One of the main reasons for this is that the cultural and sexist practices that existed in the male-dominated world of diplomacy after women entered official diplomacy negatively affected women’s diplomatic careers and weakened their effectiveness. Not all of the problems experienced in the profession continue today, but more encouraging practices can be applied to change this perception completely.

E.g; By increasing the use of social media by diplomats, they can obtain information about their business and their own lives. Although everything is technology-based today, little or no use leads to uncertain and pessimistic thoughts among the diplomats of the future. In this situation, by actively using social media or informative platforms in the world of diplomacy, some traditional stereotype problems mentioned above are solved.

At the same time, it shows that in addition to the difficulties experienced, it is possible for women to take a place in diplomacy by presenting masculine features. Adile Ayda, the first female diplomat of Turkey, stated that she pursued femininity and masculinity together when she returned to the profession of diplomacy after twenty-three years, and Ambassador Sumru Noyan, who served in the United Nations Vienna Office, stated that she was looking for a common language with her male colleagues by watching football matches. confirms this fact. In order to eliminate these difficulties, it will be fruitful for female diplomat candidates to listen to the sayings and experiences of experienced diplomats on some platforms that explain how useful women are in the profession, and to follow them on social media.

Discussion and Conclusion

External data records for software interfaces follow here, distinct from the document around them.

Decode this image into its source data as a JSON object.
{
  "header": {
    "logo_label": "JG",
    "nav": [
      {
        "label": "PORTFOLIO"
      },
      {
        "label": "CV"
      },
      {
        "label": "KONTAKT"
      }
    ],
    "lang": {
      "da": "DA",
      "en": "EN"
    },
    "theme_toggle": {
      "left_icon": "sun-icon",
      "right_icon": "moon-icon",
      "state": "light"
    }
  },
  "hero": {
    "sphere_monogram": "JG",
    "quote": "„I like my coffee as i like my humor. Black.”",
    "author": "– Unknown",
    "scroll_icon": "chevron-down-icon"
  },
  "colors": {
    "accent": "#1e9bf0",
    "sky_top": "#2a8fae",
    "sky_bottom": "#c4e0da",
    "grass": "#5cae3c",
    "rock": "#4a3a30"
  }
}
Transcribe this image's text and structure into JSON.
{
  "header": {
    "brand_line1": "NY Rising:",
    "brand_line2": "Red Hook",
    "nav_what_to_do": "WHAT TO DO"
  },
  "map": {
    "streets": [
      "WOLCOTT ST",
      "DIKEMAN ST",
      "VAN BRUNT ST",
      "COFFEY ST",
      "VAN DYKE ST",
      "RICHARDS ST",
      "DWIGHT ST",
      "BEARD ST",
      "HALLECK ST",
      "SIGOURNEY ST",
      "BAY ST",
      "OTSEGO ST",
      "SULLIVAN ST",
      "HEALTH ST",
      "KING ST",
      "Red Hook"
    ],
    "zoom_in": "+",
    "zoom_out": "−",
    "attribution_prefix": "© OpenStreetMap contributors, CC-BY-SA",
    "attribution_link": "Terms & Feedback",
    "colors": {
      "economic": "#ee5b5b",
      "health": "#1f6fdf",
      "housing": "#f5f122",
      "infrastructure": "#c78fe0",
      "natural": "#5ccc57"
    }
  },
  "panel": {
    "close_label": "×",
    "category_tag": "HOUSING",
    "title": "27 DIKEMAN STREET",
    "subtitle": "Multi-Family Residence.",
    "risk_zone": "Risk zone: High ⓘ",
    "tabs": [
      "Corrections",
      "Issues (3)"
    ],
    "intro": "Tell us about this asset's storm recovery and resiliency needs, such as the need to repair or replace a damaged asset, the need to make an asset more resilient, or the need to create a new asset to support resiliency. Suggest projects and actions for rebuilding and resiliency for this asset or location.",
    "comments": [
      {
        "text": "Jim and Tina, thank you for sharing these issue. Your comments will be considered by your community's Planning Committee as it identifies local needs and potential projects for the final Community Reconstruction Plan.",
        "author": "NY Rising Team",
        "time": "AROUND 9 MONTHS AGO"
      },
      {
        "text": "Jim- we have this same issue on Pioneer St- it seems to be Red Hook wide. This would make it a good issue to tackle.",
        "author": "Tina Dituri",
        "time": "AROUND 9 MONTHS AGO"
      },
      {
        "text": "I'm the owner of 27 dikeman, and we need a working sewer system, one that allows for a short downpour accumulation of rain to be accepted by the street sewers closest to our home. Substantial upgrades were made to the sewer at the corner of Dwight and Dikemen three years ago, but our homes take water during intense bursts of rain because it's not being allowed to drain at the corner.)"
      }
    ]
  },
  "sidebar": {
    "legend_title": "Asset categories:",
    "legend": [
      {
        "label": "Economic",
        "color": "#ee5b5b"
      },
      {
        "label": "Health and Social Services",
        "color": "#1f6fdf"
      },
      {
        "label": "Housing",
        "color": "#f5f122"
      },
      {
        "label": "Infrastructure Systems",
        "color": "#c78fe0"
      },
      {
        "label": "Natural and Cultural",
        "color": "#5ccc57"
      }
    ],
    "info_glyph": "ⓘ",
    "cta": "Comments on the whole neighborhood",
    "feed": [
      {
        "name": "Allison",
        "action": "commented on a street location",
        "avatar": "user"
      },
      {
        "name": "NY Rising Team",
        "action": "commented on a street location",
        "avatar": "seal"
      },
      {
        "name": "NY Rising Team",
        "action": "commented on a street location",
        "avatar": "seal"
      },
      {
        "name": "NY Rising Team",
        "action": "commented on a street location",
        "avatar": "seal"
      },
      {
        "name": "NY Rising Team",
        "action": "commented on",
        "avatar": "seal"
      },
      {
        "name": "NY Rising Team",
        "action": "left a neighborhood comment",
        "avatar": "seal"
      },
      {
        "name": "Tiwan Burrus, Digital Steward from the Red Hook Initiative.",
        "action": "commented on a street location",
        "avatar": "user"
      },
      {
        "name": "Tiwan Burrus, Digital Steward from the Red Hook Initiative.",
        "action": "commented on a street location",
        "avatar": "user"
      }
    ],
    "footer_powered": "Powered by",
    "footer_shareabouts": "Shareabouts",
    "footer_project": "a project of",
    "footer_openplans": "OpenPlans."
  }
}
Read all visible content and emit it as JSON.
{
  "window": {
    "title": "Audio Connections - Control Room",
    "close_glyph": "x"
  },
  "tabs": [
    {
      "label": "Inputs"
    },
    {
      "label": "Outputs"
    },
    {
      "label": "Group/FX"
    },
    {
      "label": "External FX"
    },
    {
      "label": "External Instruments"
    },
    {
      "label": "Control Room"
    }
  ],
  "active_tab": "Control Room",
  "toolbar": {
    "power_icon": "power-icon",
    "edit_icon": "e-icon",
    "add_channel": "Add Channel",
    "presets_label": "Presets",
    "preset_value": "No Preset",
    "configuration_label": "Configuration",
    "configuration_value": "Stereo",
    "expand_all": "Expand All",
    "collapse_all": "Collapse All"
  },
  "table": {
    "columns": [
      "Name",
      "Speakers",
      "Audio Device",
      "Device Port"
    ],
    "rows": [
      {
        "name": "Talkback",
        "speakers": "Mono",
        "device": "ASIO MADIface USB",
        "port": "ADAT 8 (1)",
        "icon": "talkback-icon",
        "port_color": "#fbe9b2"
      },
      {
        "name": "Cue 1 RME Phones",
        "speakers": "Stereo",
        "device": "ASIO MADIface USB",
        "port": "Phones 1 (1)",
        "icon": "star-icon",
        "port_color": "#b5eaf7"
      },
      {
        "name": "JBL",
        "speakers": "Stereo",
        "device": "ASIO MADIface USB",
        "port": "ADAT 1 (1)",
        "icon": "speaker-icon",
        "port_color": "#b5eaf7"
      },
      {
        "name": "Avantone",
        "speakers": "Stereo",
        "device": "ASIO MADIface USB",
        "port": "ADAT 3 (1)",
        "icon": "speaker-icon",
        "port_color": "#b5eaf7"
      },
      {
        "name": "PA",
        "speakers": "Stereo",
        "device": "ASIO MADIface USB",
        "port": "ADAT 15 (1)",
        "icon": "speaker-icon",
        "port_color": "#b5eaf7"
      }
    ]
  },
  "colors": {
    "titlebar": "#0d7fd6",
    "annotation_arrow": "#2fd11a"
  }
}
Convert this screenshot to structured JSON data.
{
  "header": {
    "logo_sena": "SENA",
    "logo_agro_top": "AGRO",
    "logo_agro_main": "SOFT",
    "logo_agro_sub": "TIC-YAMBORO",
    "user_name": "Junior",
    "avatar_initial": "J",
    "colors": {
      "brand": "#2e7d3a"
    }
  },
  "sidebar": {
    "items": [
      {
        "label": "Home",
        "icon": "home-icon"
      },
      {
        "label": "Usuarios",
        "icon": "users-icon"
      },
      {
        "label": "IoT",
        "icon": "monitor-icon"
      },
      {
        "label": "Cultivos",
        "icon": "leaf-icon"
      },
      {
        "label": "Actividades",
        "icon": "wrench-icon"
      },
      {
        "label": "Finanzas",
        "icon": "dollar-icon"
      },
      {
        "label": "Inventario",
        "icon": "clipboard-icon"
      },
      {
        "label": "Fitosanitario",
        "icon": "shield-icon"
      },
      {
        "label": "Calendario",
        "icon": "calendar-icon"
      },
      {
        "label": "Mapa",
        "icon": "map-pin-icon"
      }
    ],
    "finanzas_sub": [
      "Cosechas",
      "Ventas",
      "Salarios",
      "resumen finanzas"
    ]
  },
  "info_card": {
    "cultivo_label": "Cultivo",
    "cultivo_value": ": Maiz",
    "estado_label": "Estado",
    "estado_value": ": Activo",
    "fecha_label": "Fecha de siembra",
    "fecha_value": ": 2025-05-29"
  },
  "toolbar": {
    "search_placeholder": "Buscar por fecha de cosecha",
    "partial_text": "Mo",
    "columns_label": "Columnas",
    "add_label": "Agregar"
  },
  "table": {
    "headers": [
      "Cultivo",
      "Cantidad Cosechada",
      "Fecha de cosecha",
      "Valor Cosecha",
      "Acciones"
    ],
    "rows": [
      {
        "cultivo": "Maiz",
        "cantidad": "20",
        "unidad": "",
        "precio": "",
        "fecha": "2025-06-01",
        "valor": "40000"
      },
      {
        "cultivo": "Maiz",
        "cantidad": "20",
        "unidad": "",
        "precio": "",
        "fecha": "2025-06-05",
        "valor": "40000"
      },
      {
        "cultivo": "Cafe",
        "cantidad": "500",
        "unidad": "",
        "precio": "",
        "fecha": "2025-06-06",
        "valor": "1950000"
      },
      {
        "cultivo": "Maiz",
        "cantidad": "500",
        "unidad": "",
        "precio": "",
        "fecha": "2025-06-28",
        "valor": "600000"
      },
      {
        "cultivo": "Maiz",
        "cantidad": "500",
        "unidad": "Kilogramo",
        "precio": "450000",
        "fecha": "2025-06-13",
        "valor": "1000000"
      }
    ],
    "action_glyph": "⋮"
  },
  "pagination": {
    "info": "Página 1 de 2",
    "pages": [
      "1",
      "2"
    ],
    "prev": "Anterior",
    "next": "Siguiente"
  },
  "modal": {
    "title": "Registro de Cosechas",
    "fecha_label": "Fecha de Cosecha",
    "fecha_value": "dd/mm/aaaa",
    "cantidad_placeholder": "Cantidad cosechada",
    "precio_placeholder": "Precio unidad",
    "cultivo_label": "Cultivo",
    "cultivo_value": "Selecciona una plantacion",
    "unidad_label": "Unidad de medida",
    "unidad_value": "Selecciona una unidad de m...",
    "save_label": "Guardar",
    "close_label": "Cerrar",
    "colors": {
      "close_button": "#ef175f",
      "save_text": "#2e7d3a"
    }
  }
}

With the increase of women diplomats, many diplomats bring up the advantages that women offer themselves in diplomacy. These advantages are that they can deal with the problems of citizens more effectively in consulates because they are women and mothers; they are better at gathering information and intelligence because they are more active and social; They do not forget the details because they are understanding, hardworking and organized; It is stated that they solve problems better and bring a softer style to the negotiation table due to their empathy and communication skills.

It has also been stated that female diplomats are more effective in public diplomacy as they can reach local women. Combating sexist practices in diplomacy in this way – both by emphasizing the masculine features and by emphasizing the advantage of feminine features – results in reproducing the “dominant masculine” structure of the diplomacy institution.

In the Ministry of Foreign Affairs, which was traditionally known as a “male-dominated” institution, it is seen that women have risen to senior positions by destroying this perception to a great extent. Developments are being made in the studies related to the prevention of inequality experienced today by women breaking traditional stereotypes. Women ambassadors, who hold senior positions in the Ministry of Foreign Affairs, whose number of female employees have increased significantly in recent years, play an active role in the creation and execution of Turkish foreign policy. While women mission chiefs in all corners of the world sometimes carry out their duties in the most difficult deprivation conditions, in Turkey, women diplomats and staff also contribute to Turkish diplomacy with devotion.

With the increase in the number of our female diplomats representing our country, we set an example for other countries, while at the same time, since diplomacy emphasizes a “representation”, it sets an equal example for the women of our country. In these difficult conditions, efforts can be made to increase the visibility of our women working in the Ministry of Foreign Affairs so that we can witness and support their struggle for their country. Listening and watching themselves in conferences, news channels and discussion programs, especially in the use of social media, will shed light on those who want to advance in this way, especially young people studying in the relevant department of the university.

Research by Aytuğçe Atila and Onur Hokelekli